What the task asks
Count each line below that has the word "author" in it, and give only the total.
-- Opening Marker --
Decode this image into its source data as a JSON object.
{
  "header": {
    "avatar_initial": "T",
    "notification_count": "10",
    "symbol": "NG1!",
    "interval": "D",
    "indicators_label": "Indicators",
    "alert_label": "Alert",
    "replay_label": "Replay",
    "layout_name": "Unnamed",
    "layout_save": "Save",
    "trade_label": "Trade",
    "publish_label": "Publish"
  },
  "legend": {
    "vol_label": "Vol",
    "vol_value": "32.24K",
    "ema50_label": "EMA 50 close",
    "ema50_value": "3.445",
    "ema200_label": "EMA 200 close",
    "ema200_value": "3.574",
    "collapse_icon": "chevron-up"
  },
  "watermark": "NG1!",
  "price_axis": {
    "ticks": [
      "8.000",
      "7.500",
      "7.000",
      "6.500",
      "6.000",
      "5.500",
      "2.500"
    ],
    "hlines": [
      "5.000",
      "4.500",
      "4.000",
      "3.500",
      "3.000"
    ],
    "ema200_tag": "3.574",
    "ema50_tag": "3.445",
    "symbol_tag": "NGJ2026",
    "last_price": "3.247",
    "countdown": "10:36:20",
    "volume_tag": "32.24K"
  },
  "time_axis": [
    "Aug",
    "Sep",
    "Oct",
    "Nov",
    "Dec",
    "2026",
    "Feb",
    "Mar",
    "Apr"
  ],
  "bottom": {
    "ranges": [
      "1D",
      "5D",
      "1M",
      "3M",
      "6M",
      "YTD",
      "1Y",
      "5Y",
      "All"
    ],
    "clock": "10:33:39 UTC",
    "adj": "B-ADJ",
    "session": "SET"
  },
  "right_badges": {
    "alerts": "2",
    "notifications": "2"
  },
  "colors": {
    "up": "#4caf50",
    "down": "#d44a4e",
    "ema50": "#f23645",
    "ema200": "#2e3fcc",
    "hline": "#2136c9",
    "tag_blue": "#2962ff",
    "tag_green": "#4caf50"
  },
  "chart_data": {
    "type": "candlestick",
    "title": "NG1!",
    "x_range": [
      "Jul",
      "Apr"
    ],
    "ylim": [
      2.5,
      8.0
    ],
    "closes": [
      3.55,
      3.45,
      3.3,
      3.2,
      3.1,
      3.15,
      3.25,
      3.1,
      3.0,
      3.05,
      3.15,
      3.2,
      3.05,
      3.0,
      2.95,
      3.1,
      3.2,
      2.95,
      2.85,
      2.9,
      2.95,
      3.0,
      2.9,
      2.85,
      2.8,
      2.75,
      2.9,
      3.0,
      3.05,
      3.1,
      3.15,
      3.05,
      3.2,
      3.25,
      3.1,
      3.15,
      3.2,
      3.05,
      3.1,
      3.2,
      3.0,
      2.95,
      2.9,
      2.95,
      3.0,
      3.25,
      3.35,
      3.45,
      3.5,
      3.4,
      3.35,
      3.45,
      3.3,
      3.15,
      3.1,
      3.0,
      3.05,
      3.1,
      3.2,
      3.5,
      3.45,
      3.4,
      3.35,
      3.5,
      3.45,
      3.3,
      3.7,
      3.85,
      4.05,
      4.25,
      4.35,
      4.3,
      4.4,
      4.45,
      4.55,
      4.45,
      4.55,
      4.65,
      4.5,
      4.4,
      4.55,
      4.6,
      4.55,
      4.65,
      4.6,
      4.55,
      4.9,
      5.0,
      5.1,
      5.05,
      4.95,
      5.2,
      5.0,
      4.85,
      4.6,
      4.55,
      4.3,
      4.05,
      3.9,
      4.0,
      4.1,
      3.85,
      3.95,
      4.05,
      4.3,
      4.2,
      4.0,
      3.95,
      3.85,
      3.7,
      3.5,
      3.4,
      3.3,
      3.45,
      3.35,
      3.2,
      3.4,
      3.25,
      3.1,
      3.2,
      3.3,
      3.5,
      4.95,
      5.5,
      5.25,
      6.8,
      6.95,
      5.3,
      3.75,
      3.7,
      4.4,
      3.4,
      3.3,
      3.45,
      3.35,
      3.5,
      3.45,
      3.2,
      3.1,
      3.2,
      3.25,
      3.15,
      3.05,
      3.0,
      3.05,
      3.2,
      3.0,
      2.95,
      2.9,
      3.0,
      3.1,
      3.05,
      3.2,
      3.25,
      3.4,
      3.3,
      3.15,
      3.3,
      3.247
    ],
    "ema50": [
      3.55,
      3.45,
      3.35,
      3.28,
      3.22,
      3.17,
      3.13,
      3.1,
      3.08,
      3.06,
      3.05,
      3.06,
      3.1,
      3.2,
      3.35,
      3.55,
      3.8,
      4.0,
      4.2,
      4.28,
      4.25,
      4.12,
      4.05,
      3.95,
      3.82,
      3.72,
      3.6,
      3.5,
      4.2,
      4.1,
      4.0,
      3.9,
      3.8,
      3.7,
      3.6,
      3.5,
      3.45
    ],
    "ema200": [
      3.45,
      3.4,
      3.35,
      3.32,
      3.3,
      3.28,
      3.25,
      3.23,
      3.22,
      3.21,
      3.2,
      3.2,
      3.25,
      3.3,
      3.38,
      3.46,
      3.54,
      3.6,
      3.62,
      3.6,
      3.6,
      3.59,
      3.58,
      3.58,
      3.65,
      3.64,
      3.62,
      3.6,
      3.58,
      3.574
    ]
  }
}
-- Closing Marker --
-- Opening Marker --
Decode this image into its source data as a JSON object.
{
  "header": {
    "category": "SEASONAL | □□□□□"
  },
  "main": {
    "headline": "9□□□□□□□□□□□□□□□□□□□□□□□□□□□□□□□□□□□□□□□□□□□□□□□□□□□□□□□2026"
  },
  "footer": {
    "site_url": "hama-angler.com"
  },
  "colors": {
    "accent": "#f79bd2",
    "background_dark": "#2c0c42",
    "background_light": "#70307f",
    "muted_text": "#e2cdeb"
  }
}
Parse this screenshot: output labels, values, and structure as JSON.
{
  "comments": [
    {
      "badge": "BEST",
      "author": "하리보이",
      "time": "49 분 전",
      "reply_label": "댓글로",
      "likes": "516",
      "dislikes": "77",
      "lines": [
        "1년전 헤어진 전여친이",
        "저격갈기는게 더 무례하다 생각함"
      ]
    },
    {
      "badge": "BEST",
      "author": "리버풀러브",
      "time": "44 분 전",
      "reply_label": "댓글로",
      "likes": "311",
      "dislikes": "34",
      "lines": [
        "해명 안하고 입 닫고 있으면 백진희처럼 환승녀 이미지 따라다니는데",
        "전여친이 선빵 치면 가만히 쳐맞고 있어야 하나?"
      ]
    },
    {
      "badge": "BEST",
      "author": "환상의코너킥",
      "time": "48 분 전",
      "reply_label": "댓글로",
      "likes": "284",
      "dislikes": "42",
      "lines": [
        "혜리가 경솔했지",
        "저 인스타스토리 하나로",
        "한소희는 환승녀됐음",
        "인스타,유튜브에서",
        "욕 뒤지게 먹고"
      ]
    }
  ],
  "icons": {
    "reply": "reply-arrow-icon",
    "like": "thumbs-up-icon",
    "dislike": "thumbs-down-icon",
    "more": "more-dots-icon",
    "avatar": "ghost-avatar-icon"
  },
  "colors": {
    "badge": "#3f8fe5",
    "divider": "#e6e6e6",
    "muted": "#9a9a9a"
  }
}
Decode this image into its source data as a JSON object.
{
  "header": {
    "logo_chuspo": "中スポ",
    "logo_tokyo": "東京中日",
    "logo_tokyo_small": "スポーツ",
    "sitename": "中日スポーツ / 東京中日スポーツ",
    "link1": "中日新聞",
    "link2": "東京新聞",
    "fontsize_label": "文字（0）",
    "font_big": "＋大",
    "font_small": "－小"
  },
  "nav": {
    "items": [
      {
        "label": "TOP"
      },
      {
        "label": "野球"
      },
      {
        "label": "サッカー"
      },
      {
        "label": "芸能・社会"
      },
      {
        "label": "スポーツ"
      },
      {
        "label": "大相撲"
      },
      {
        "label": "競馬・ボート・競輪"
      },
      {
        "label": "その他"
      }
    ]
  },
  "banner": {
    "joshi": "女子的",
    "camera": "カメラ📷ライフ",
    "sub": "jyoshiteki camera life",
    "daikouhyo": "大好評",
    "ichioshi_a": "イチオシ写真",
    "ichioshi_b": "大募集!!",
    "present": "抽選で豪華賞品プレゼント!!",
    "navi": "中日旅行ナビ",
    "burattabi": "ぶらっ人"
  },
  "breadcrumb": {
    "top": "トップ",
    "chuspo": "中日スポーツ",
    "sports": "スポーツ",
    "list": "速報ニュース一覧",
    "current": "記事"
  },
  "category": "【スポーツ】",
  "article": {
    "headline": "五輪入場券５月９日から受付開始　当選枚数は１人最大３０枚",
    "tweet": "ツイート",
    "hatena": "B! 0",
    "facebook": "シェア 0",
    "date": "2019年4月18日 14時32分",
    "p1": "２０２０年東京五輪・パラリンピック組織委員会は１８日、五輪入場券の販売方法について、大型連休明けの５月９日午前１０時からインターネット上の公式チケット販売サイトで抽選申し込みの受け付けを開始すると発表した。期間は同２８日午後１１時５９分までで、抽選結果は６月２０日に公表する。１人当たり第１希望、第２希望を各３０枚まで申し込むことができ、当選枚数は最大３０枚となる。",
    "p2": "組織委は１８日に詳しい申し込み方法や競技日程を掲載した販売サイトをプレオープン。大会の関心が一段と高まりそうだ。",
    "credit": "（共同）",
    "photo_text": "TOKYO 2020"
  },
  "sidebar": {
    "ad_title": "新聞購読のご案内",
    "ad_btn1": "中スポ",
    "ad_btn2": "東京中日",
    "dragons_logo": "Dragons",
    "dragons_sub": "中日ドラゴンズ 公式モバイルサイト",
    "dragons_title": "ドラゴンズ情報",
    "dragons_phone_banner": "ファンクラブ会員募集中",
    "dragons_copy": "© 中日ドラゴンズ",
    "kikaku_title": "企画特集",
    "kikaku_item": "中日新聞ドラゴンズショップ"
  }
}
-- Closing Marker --
Exercise output
3